[Dataset excerpts]
##############################

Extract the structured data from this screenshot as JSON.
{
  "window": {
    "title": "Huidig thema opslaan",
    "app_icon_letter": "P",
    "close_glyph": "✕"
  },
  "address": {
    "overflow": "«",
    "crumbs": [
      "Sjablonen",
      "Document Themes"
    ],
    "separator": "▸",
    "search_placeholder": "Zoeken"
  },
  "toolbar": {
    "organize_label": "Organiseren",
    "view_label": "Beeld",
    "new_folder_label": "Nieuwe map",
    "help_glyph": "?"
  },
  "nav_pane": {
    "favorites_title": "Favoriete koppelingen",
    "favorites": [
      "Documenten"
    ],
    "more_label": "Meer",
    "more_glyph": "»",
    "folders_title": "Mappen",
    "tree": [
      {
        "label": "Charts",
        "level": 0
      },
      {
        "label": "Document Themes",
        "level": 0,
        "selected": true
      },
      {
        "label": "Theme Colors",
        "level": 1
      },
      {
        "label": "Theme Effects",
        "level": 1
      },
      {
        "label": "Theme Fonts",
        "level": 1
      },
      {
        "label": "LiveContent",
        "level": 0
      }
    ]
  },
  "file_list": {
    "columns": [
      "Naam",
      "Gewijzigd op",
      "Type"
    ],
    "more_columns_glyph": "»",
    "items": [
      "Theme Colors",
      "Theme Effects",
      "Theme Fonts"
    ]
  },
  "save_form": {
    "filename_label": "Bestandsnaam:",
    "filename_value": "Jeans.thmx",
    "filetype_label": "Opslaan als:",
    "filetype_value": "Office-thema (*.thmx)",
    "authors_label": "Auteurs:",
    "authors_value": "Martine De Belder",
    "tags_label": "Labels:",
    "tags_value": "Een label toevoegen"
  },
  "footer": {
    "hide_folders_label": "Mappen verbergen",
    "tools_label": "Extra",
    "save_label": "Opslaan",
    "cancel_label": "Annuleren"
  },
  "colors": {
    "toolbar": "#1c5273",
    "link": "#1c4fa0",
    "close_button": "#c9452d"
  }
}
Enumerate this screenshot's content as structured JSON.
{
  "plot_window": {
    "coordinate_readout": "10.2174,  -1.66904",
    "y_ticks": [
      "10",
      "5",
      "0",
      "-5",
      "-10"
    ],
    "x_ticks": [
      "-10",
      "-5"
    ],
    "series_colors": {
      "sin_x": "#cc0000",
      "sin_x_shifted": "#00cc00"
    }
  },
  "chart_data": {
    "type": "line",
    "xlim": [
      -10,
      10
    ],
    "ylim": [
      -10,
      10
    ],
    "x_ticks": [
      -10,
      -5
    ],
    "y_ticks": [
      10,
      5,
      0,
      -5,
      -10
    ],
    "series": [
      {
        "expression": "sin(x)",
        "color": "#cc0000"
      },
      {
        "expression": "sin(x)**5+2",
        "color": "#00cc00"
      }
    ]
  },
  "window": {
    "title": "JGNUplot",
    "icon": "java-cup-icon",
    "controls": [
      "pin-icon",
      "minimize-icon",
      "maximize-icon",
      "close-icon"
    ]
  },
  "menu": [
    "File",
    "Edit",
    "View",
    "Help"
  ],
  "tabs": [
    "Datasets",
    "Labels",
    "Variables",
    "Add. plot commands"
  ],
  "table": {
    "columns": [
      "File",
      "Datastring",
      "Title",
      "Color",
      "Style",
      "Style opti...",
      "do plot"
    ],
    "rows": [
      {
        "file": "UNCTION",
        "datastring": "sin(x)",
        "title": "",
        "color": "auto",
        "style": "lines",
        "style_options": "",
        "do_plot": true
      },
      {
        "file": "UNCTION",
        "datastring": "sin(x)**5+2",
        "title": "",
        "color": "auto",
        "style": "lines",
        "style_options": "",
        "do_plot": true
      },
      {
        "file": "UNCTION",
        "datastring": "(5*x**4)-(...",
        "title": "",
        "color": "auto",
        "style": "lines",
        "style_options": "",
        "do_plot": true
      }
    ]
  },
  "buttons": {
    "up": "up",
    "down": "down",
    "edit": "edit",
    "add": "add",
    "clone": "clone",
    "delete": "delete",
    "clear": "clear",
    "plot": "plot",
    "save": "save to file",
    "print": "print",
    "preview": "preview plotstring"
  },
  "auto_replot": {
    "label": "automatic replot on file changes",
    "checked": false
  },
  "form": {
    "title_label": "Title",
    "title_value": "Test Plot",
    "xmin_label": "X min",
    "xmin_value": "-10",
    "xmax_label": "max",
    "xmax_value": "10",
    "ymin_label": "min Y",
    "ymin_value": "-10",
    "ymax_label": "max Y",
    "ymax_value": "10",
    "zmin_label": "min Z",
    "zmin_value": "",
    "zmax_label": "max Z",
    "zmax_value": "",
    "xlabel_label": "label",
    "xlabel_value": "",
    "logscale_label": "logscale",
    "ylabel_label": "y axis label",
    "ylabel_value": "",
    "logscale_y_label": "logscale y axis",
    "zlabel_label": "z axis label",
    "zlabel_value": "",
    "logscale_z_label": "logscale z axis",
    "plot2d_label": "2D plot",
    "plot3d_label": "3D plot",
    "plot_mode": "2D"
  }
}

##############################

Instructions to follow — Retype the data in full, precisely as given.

Response area —
Extract the structured data from this screenshot as JSON.
{
  "window": {
    "title": "Huidig thema opslaan",
    "app_icon_letter": "P",
    "close_glyph": "✕"
  },
  "address": {
    "overflow": "«",
    "crumbs": [
      "Sjablonen",
      "Document Themes"
    ],
    "separator": "▸",
    "search_placeholder": "Zoeken"
  },
  "toolbar": {
    "organize_label": "Organiseren",
    "view_label": "Beeld",
    "new_folder_label": "Nieuwe map",
    "help_glyph": "?"
  },
  "nav_pane": {
    "favorites_title": "Favoriete koppelingen",
    "favorites": [
      "Documenten"
    ],
    "more_label": "Meer",
    "more_glyph": "»",
    "folders_title": "Mappen",
    "tree": [
      {
        "label": "Charts",
        "level": 0
      },
      {
        "label": "Document Themes",
        "level": 0,
        "selected": true
      },
      {
        "label": "Theme Colors",
        "level": 1
      },
      {
        "label": "Theme Effects",
        "level": 1
      },
      {
        "label": "Theme Fonts",
        "level": 1
      },
      {
        "label": "LiveContent",
        "level": 0
      }
    ]
  },
  "file_list": {
    "columns": [
      "Naam",
      "Gewijzigd op",
      "Type"
    ],
    "more_columns_glyph": "»",
    "items": [
      "Theme Colors",
      "Theme Effects",
      "Theme Fonts"
    ]
  },
  "save_form": {
    "filename_label": "Bestandsnaam:",
    "filename_value": "Jeans.thmx",
    "filetype_label": "Opslaan als:",
    "filetype_value": "Office-thema (*.thmx)",
    "authors_label": "Auteurs:",
    "authors_value": "Martine De Belder",
    "tags_label": "Labels:",
    "tags_value": "Een label toevoegen"
  },
  "footer": {
    "hide_folders_label": "Mappen verbergen",
    "tools_label": "Extra",
    "save_label": "Opslaan",
    "cancel_label": "Annuleren"
  },
  "colors": {
    "toolbar": "#1c5273",
    "link": "#1c4fa0",
    "close_button": "#c9452d"
  }
}
Enumerate this screenshot's content as structured JSON.
{
  "plot_window": {
    "coordinate_readout": "10.2174,  -1.66904",
    "y_ticks": [
      "10",
      "5",
      "0",
      "-5",
      "-10"
    ],
    "x_ticks": [
      "-10",
      "-5"
    ],
    "series_colors": {
      "sin_x": "#cc0000",
      "sin_x_shifted": "#00cc00"
    }
  },
  "chart_data": {
    "type": "line",
    "xlim": [
      -10,
      10
    ],
    "ylim": [
      -10,
      10
    ],
    "x_ticks": [
      -10,
      -5
    ],
    "y_ticks": [
      10,
      5,
      0,
      -5,
      -10
    ],
    "series": [
      {
        "expression": "sin(x)",
        "color": "#cc0000"
      },
      {
        "expression": "sin(x)**5+2",
        "color": "#00cc00"
      }
    ]
  },
  "window": {
    "title": "JGNUplot",
    "icon": "java-cup-icon",
    "controls": [
      "pin-icon",
      "minimize-icon",
      "maximize-icon",
      "close-icon"
    ]
  },
  "menu": [
    "File",
    "Edit",
    "View",
    "Help"
  ],
  "tabs": [
    "Datasets",
    "Labels",
    "Variables",
    "Add. plot commands"
  ],
  "table": {
    "columns": [
      "File",
      "Datastring",
      "Title",
      "Color",
      "Style",
      "Style opti...",
      "do plot"
    ],
    "rows": [
      {
        "file": "UNCTION",
        "datastring": "sin(x)",
        "title": "",
        "color": "auto",
        "style": "lines",
        "style_options": "",
        "do_plot": true
      },
      {
        "file": "UNCTION",
        "datastring": "sin(x)**5+2",
        "title": "",
        "color": "auto",
        "style": "lines",
        "style_options": "",
        "do_plot": true
      },
      {
        "file": "UNCTION",
        "datastring": "(5*x**4)-(...",
        "title": "",
        "color": "auto",
        "style": "lines",
        "style_options": "",
        "do_plot": true
      }
    ]
  },
  "buttons": {
    "up": "up",
    "down": "down",
    "edit": "edit",
    "add": "add",
    "clone": "clone",
    "delete": "delete",
    "clear": "clear",
    "plot": "plot",
    "save": "save to file",
    "print": "print",
    "preview": "preview plotstring"
  },
  "auto_replot": {
    "label": "automatic replot on file changes",
    "checked": false
  },
  "form": {
    "title_label": "Title",
    "title_value": "Test Plot",
    "xmin_label": "X min",
    "xmin_value": "-10",
    "xmax_label": "max",
    "xmax_value": "10",
    "ymin_label": "min Y",
    "ymin_value": "-10",
    "ymax_label": "max Y",
    "ymax_value": "10",
    "zmin_label": "min Z",
    "zmin_value": "",
    "zmax_label": "max Z",
    "zmax_value": "",
    "xlabel_label": "label",
    "xlabel_value": "",
    "logscale_label": "logscale",
    "ylabel_label": "y axis label",
    "ylabel_value": "",
    "logscale_y_label": "logscale y axis",
    "zlabel_label": "z axis label",
    "zlabel_value": "",
    "logscale_z_label": "logscale z axis",
    "plot2d_label": "2D plot",
    "plot3d_label": "3D plot",
    "plot_mode": "2D"
  }
}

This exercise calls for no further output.